Some people have considered using wind turbines while driving but this is not efficient, safe, or even legal.  It isn’t efficient because it creates drag while towing and reduces fuel efficiency.

It isn’t safe since a turbine that is small enough to mount on a camper can’t handle the prolonged stress of driving and it isn’t legal because of safety reasons.

Related Questions

Can I charge my batteries from multiple sources at once?

Yes, you can charge your batteries from multiple sources at once without hurting your batteries.  For example, you could have your solar panels hooked up while you’re also hooked up to shore power.  Your system will protect your batteries from overcharging.

Can I overcharge my battery?

Yes, it is possible to overcharge your battery which is bad for the battery and can even be dangerous.  This is why it is important to buy the appropriate equipment before charging your batteries from any source.

Can discharging a battery too far ruin the battery?

Yes, batteries should never be run down past the manufacturer’s recommended percentages.  For example, most deep cycle marine batteries will have a reduced lifespan when drained below 50%.  Lithium batteries can generally be run down to about 20%.

A standard car battery may die after only being run down a few times.  This is why it is never a good idea to drive your car after your alternator has died.

In Summary

There are many ways to charge a camper’s battery.  Most people will take advantage of multiple sources of charging.  The way you charge your battery will depend on where you are using your camper and what you are using its battery to run.
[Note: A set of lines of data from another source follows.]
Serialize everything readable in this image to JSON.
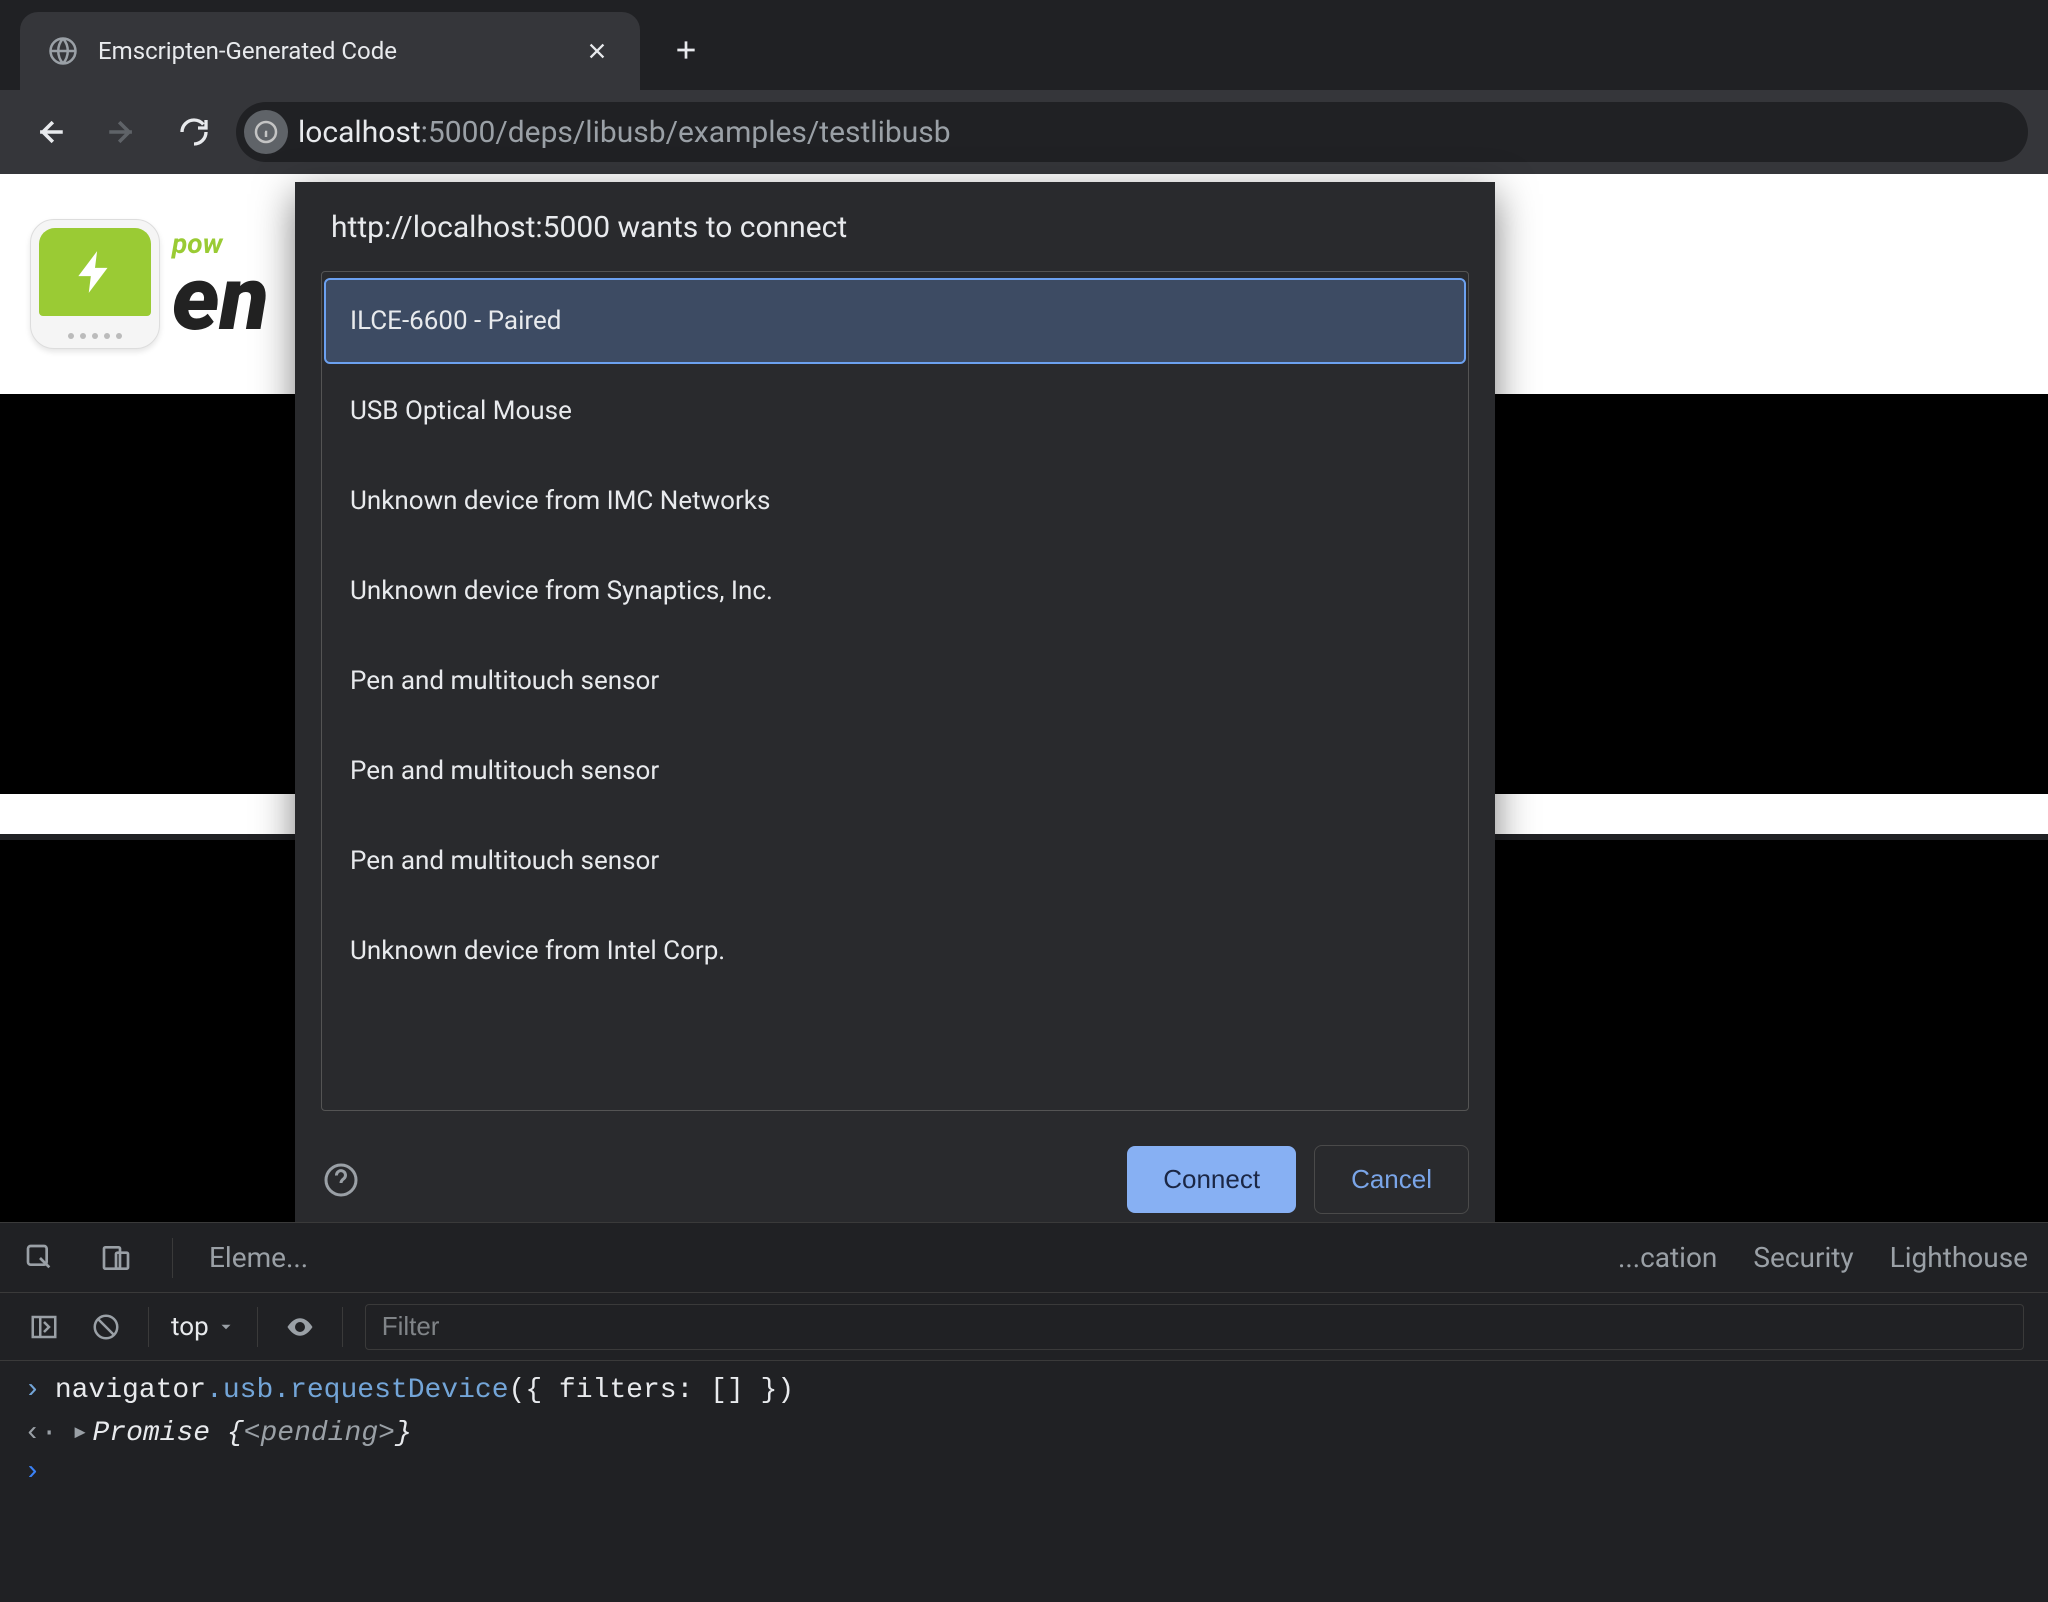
{
  "browser": {
    "tab_title": "Emscripten-Generated Code",
    "url_host": "localhost",
    "url_path": ":5000/deps/libusb/examples/testlibusb"
  },
  "page": {
    "logo_pow": "pow",
    "logo_en": "en"
  },
  "dialog": {
    "title": "http://localhost:5000 wants to connect",
    "devices": [
      "ILCE-6600 - Paired",
      "USB Optical Mouse",
      "Unknown device from IMC Networks",
      "Unknown device from Synaptics, Inc.",
      "Pen and multitouch sensor",
      "Pen and multitouch sensor",
      "Pen and multitouch sensor",
      "Unknown device from Intel Corp."
    ],
    "connect": "Connect",
    "cancel": "Cancel"
  },
  "devtools": {
    "tabs": {
      "elements": "Eleme...",
      "application_tail": "...cation",
      "security": "Security",
      "lighthouse": "Lighthouse"
    },
    "context": "top",
    "filter_placeholder": "Filter",
    "console": {
      "line1_prefix": "navigator",
      "line1_usb": ".usb",
      "line1_method": ".requestDevice",
      "line1_args": "({ filters: [] })",
      "line2_promise": "Promise",
      "line2_brace_open": " {",
      "line2_pending": "<pending>",
      "line2_brace_close": "}"
    }
  }
}
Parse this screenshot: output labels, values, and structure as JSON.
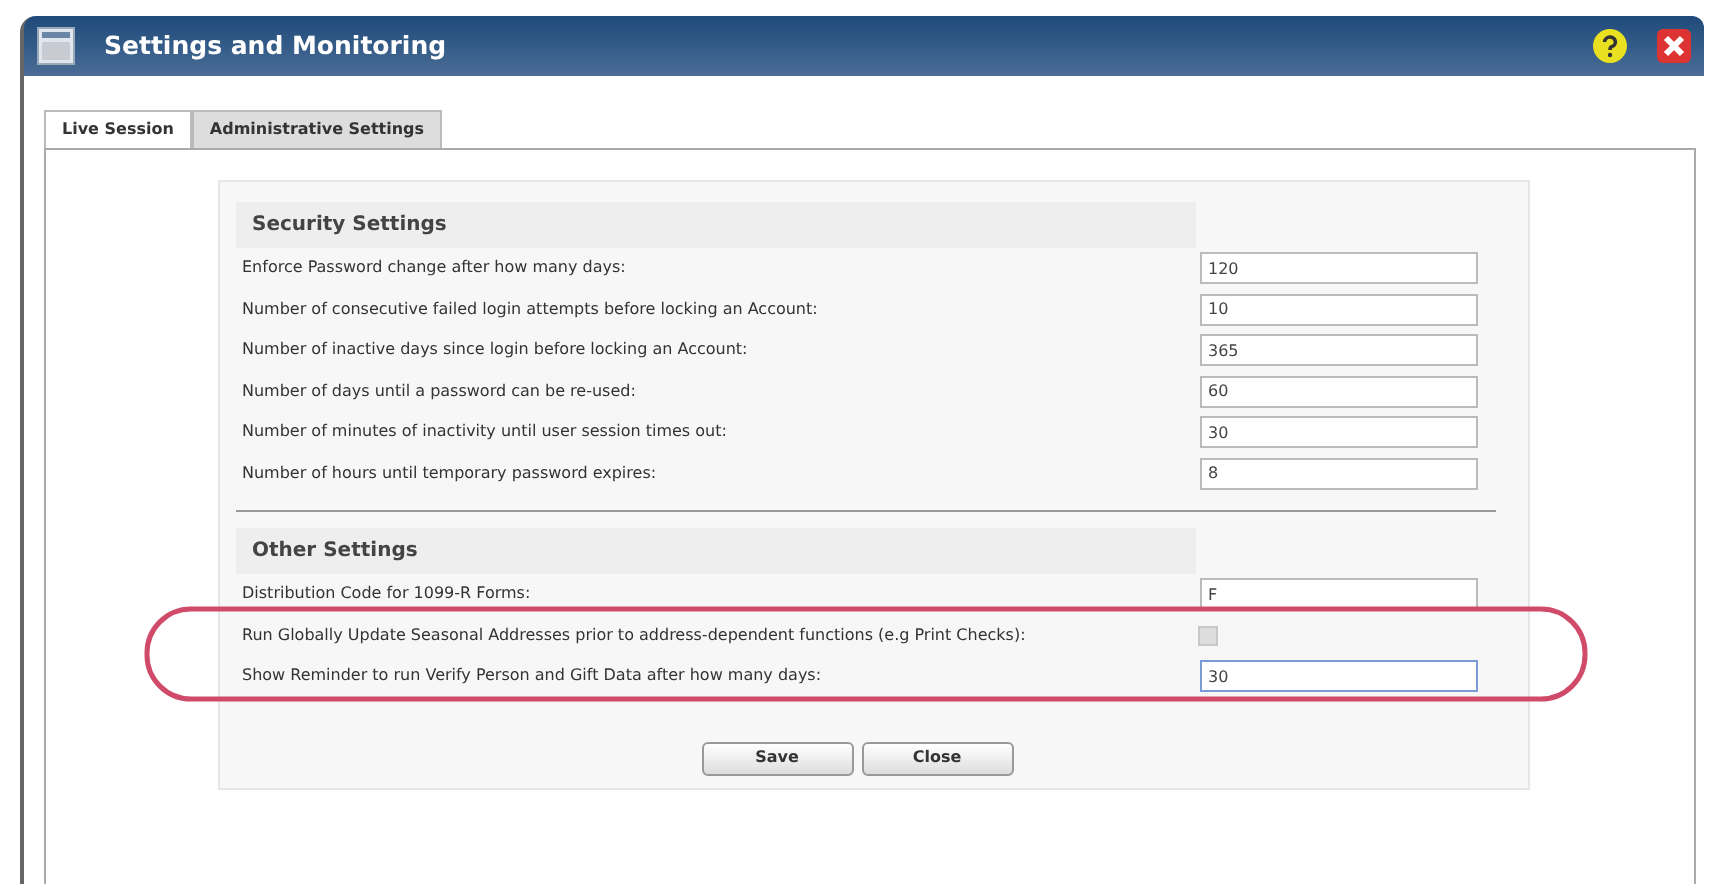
{
  "window": {
    "title": "Settings and Monitoring"
  },
  "tabs": [
    {
      "label": "Live Session",
      "selected": false
    },
    {
      "label": "Administrative Settings",
      "selected": true
    }
  ],
  "sections": [
    {
      "title": "Security Settings",
      "rows": [
        {
          "kind": "text",
          "label": "Enforce Password change after how many days:",
          "value": "120",
          "focused": false
        },
        {
          "kind": "text",
          "label": "Number of consecutive failed login attempts before locking an Account:",
          "value": "10",
          "focused": false
        },
        {
          "kind": "text",
          "label": "Number of inactive days since login before locking an Account:",
          "value": "365",
          "focused": false
        },
        {
          "kind": "text",
          "label": "Number of days until a password can be re-used:",
          "value": "60",
          "focused": false
        },
        {
          "kind": "text",
          "label": "Number of minutes of inactivity until user session times out:",
          "value": "30",
          "focused": false
        },
        {
          "kind": "text",
          "label": "Number of hours until temporary password expires:",
          "value": "8",
          "focused": false
        }
      ]
    },
    {
      "title": "Other Settings",
      "rows": [
        {
          "kind": "text",
          "label": "Distribution Code for 1099-R Forms:",
          "value": "F",
          "focused": false
        },
        {
          "kind": "checkbox",
          "label": "Run Globally Update Seasonal Addresses prior to address-dependent functions (e.g Print Checks):",
          "checked": false,
          "disabled": true
        },
        {
          "kind": "text",
          "label": "Show Reminder to run Verify Person and Gift Data after how many days:",
          "value": "30",
          "focused": true
        }
      ]
    }
  ],
  "buttons": [
    "Save",
    "Close"
  ]
}
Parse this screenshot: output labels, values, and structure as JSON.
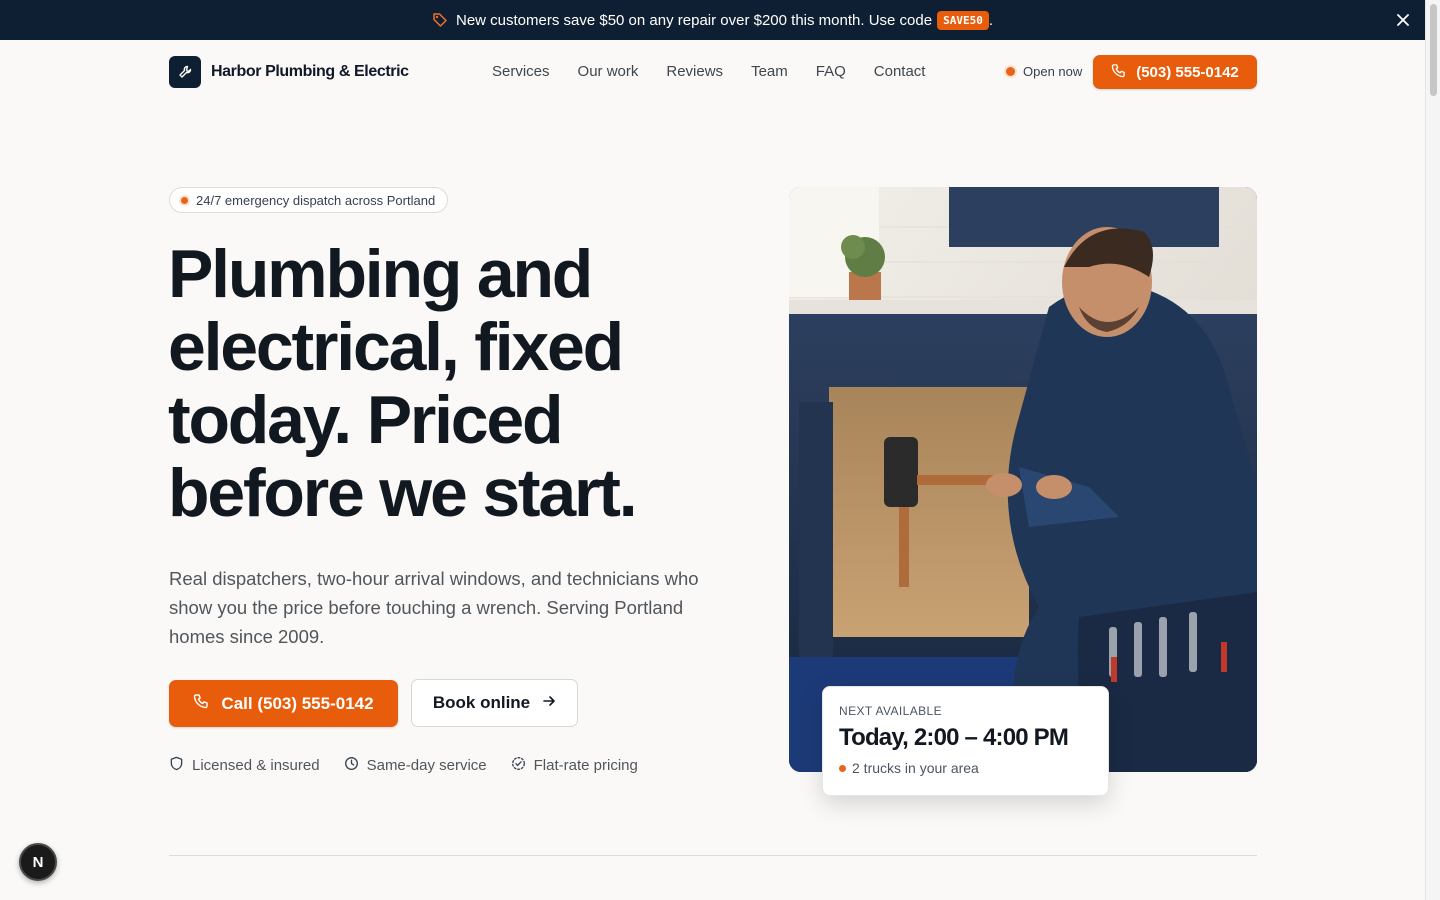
{
  "promo": {
    "icon": "tag-icon",
    "text": "New customers save $50 on any repair over $200 this month. Use code",
    "code": "SAVE50",
    "period": ".",
    "close_icon": "close-icon"
  },
  "brand": {
    "name": "Harbor Plumbing & Electric",
    "logo_icon": "wrench-icon",
    "accent": "#e85d0c",
    "navy": "#0f1f33"
  },
  "nav": {
    "items": [
      "Services",
      "Our work",
      "Reviews",
      "Team",
      "FAQ",
      "Contact"
    ]
  },
  "header": {
    "status": "Open now",
    "phone_label": "(503) 555-0142"
  },
  "hero": {
    "badge": "24/7 emergency dispatch across Portland",
    "headline": "Plumbing and electrical, fixed today. Priced before we start.",
    "subtext": "Real dispatchers, two-hour arrival windows, and technicians who show you the price before touching a wrench. Serving Portland homes since 2009.",
    "cta_primary": "Call (503) 555-0142",
    "cta_secondary": "Book online",
    "features": [
      {
        "label": "Licensed & insured",
        "icon": "shield-icon"
      },
      {
        "label": "Same-day service",
        "icon": "clock-icon"
      },
      {
        "label": "Flat-rate pricing",
        "icon": "check-badge-icon"
      }
    ]
  },
  "availability": {
    "label": "NEXT AVAILABLE",
    "time": "Today, 2:00 – 4:00 PM",
    "trucks": "2 trucks in your area"
  },
  "dev_badge": "N"
}
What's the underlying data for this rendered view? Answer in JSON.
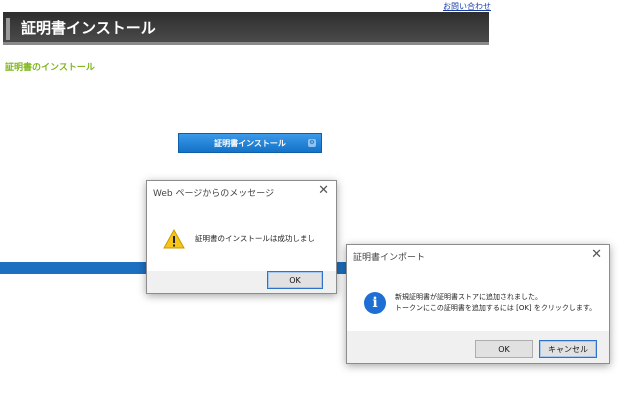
{
  "top_link": "お問い合わせ",
  "header": {
    "title": "証明書インストール"
  },
  "section_title": "証明書のインストール",
  "install_button": {
    "label": "証明書インストール"
  },
  "message_dialog": {
    "title": "Web ページからのメッセージ",
    "icon": "warning-icon",
    "message": "証明書のインストールは成功しまし",
    "ok_label": "OK"
  },
  "import_dialog": {
    "title": "証明書インポート",
    "icon": "info-icon",
    "message_line1": "新規証明書が証明書ストアに追加されました。",
    "message_line2": "トークンにこの証明書を追加するには [OK] をクリックします。",
    "ok_label": "OK",
    "cancel_label": "キャンセル"
  },
  "colors": {
    "header_bg": "#3a3a3a",
    "section_title": "#7eb61c",
    "install_button": "#1e82dc",
    "band": "#1d6fc0"
  }
}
No matter what system you use for charging your battery, always be sure to use the recommended charging tools or you will risk harming your battery.